Recorded data:
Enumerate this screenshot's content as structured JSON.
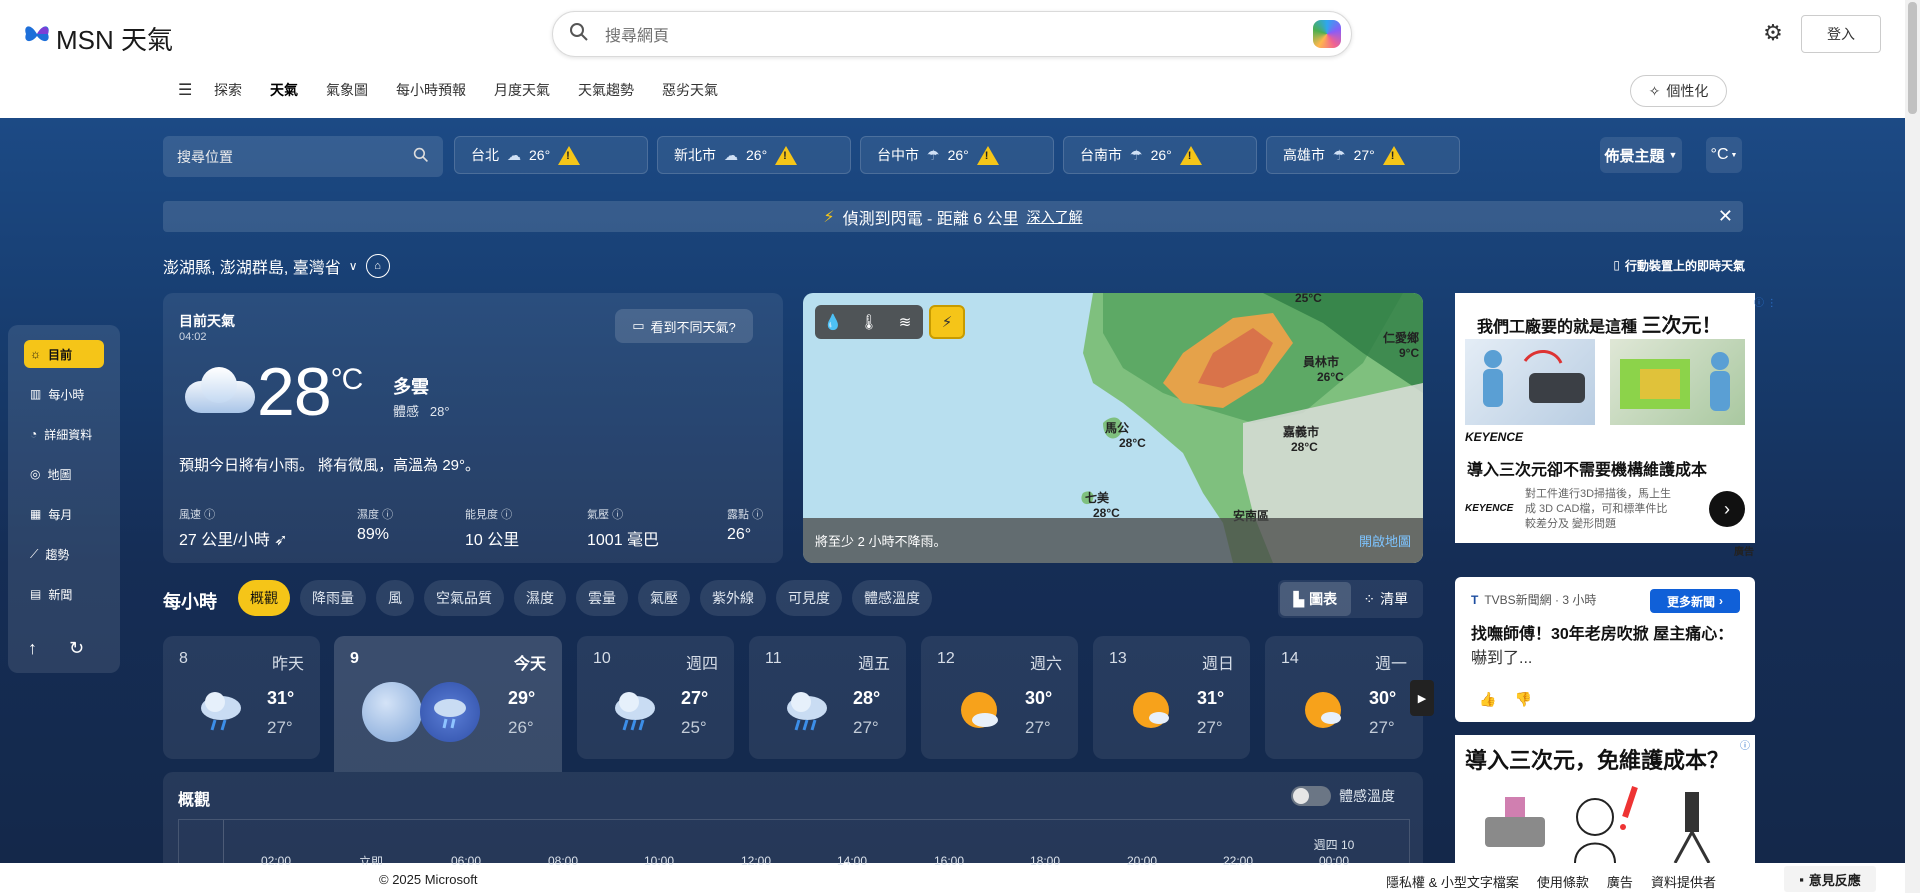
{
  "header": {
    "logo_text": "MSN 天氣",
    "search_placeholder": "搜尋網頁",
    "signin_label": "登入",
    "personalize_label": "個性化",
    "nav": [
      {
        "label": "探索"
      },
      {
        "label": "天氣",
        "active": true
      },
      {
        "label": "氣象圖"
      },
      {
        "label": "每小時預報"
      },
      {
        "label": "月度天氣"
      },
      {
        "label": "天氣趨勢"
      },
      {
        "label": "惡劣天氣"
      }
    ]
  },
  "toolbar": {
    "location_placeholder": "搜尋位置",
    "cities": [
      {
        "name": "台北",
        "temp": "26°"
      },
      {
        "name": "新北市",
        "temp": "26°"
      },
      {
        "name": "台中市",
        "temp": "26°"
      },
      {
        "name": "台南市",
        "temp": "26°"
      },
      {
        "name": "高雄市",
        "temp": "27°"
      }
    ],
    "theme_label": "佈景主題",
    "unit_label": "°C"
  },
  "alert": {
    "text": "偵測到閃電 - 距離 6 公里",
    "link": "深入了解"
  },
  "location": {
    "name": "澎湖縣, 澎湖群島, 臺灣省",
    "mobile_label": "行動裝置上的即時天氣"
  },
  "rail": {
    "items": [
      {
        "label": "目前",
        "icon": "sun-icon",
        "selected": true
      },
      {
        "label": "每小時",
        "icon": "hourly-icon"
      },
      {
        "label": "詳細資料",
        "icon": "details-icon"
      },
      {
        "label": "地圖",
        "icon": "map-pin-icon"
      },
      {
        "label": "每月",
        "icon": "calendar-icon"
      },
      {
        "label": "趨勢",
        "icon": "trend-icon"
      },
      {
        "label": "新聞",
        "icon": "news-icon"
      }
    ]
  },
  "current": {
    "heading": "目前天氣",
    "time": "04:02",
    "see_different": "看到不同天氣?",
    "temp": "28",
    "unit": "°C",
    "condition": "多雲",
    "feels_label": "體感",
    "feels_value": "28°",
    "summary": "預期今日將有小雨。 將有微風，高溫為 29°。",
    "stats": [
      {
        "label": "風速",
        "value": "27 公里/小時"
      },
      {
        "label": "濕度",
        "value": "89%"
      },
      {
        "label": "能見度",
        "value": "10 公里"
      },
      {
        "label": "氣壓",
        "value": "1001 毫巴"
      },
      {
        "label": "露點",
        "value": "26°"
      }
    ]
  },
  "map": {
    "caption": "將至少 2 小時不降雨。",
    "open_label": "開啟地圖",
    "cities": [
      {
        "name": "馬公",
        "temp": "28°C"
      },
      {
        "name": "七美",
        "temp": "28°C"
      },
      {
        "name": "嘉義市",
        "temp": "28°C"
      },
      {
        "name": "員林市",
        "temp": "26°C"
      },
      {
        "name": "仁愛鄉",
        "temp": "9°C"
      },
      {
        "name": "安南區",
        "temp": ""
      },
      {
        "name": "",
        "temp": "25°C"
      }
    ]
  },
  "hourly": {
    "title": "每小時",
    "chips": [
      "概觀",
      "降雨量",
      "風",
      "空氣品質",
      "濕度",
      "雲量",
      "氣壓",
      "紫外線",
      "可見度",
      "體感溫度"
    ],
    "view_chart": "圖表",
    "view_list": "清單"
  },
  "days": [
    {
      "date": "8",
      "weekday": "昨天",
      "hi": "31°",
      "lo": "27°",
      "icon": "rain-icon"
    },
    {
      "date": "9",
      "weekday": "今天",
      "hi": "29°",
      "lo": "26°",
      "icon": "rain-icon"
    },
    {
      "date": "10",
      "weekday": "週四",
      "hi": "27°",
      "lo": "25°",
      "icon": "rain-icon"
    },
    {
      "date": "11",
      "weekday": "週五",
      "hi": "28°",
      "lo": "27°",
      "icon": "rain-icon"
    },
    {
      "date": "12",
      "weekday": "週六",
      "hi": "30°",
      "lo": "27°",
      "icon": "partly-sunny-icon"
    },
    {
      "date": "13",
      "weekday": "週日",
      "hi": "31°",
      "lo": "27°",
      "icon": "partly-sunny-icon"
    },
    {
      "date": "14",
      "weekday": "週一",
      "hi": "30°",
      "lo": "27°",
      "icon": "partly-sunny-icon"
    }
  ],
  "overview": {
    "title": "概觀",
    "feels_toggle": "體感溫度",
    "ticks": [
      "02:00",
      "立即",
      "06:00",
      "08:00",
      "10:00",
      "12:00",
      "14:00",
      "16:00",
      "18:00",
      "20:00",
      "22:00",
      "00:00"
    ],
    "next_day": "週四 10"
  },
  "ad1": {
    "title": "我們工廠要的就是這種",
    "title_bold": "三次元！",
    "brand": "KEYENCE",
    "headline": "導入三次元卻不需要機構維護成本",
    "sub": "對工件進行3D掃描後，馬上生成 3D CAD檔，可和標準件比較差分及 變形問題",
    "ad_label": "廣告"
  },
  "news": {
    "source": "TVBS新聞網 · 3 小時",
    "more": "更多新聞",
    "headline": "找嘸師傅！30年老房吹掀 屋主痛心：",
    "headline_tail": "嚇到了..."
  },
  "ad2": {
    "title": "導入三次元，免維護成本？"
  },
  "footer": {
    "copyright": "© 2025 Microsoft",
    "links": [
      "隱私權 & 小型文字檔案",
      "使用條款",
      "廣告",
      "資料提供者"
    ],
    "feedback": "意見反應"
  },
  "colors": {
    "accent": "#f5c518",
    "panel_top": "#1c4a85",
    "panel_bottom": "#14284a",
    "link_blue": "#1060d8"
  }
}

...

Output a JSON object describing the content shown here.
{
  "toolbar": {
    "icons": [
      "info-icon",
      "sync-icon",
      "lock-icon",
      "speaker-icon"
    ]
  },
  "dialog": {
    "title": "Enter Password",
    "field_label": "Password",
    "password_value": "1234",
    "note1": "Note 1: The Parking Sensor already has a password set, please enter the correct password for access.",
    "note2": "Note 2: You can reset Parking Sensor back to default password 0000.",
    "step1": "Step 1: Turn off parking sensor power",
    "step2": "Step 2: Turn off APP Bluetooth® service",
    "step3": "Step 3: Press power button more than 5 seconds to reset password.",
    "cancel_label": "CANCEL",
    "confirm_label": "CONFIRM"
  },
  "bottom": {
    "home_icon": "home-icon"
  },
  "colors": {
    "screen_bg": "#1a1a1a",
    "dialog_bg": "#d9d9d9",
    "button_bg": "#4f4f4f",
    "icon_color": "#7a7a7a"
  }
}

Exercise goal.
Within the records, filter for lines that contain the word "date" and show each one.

Result of this exercise.
      "date": "8",
      "date": "9",
      "date": "10",
      "date": "11",
      "date": "12",
      "date": "13",
      "date": "14",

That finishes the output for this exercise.